On the heels of a dramatic reduction over the past three years in the San Francisco Police Commission’s backlog of disciplinary cases against police officers, some commissioners proposed Wednesday to cut the commission’s meeting schedule, perhaps in half.
While the public meetings of the Police Commission can be somewhat of a dry affair, they also allow for regular, often passionate, public comment on issues affecting residents’ interactions with police.
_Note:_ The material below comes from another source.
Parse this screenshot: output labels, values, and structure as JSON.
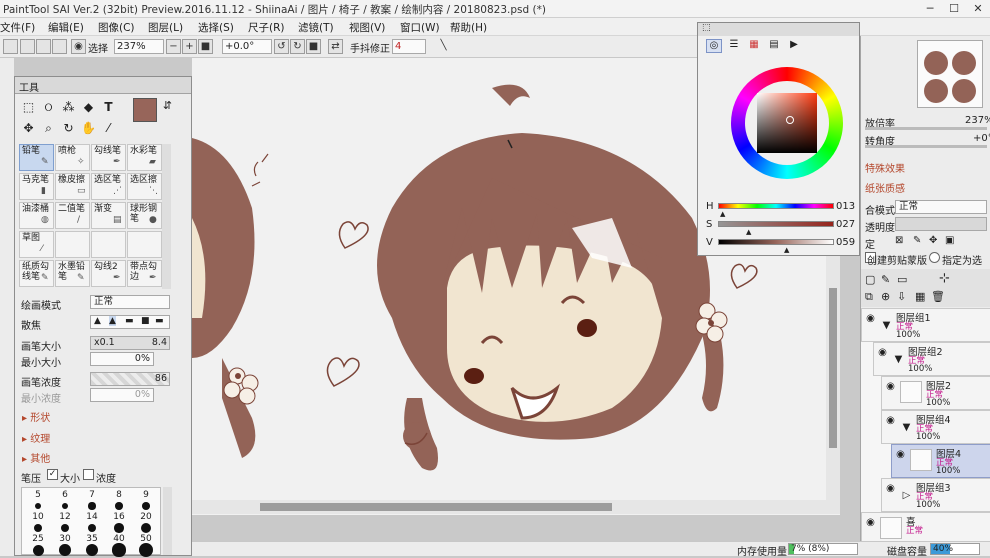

They are also a forum for the police chief to hear residents’ concerns, and praise, in person.
The three newest members of the seven-member civilian oversight body on the San Francisco Police Department – James Slaughter, Julius Turman and Carol Kingsley – said at Wednesday night’s meeting the commission should consider fewer meetings.
Earlier in the evening, commission president Thomas Mazzucco noted that the commission, the Police Department and the Office of Citizen Complaints had worked hard to trim a “very, very drastic situation” of 77 unresolved police disciplinary cases down to 16 pending cases.
“It’s now a more-than-manageable situation,” Mazzucco said.
Slaughter said the disciplinary caseload was “a big part of why we have regularly met every week.” He proposed the commission meet only twice a month instead of four times.
“There was a reason, I think, why we were meeting every week, and I’m not quite sure we need to,” Slaughter said. “And I think sometimes having a little bit more time between meetings will provide some more thoughtful meetings, some more thoughtful presentations.”
Turman said fewer meetings would not necessarily cut the amount of work the commission does, but would allow commissioners to better allocate their time.
“Some of the important work that we also do takes place outside of the commission meetings,” Turman said.
“What we’re trying to do is get our arms around what are the fixed obligations of the commission, and putting that into our time schedule, as well as the variable matters that come and go,” Kingsley said.
Commissioners are paid a stipend of $100 per month.